Whatever you decide to work on this week, I want to encourage you to take a look at your list of prompts from earlier this month and see if you need to replenish them. If you’ve been working on new story starts or short pieces at all this month, the chances are good that you’ve used at least a handful of your prompts already. Don’t forget to jot down new ideas as they come to you, or to spend an hour or two day dreaming to purposefully generate some new prompts. That way you’ll always have a good assortment to choose from when you have the itch to write something different.
Wishing you a wonderfully productive writing week. Now get to it!

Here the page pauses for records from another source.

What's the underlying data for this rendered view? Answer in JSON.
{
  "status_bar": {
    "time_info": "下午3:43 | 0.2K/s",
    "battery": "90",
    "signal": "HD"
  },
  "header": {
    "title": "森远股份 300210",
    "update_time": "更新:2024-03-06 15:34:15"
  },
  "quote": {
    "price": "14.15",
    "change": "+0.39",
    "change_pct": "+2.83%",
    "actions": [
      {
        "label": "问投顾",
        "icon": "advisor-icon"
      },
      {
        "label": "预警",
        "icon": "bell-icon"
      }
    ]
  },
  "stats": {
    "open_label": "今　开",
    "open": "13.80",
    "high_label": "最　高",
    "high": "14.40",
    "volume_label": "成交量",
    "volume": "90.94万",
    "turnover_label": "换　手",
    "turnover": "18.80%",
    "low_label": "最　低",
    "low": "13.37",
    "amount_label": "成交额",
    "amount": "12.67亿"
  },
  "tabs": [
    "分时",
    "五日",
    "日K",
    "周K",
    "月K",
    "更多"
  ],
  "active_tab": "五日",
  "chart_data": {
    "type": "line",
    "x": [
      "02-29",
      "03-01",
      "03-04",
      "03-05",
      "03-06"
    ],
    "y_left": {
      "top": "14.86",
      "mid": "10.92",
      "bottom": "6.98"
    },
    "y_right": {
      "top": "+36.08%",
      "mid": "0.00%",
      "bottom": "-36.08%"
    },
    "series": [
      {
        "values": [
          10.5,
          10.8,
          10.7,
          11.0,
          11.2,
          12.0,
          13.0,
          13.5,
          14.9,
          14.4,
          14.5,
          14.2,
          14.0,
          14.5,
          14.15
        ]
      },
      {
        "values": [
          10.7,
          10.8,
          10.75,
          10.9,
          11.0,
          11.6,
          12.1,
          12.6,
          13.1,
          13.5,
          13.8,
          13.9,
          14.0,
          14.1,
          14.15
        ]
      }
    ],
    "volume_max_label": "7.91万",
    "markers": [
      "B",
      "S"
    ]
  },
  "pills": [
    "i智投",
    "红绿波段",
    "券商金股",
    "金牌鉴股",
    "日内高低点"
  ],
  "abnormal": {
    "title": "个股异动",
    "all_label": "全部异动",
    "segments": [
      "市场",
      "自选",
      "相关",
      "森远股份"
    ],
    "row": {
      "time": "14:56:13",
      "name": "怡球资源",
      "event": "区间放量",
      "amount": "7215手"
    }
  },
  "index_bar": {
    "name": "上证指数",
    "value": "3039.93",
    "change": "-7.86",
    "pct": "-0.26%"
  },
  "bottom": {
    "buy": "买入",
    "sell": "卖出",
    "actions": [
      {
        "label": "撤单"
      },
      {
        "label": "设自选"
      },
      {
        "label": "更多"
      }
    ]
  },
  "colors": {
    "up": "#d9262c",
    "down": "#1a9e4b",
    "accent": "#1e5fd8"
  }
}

Happy Friday, everyone! This week has galloped by, and I’m looking at a hugely busy weekend (yes, work), so I’m pretty much going to drop off some links and go. It’s a bit of an eclectic list this week, so I hope you find them entertaining. Now go read something wonderful. And don’t forget to write! Have a great weekend.
Listen to Benedict Cumberbatch Sing in Neverwhere – A snippet from the BBC4 radio audio production of Neil Gaiman’s Neverwhere, with Cumberbatch as the angel Islington.
Nora Ephron’s Final Act – A poignant look at one excellent writer’s exit.
Reader, You Married Him: Male Writers, Female Writers, and the Marriage Plot – An interesting look at who is writing novels, what they’re writing, and who their audiences are.
Book Returned 69 Years Late to Estonia Library – Just amusing.
The Morning News Tournament of Books – A March Madness of reading, held annually. See how some of this year’s big reads have fared when pitted against each other.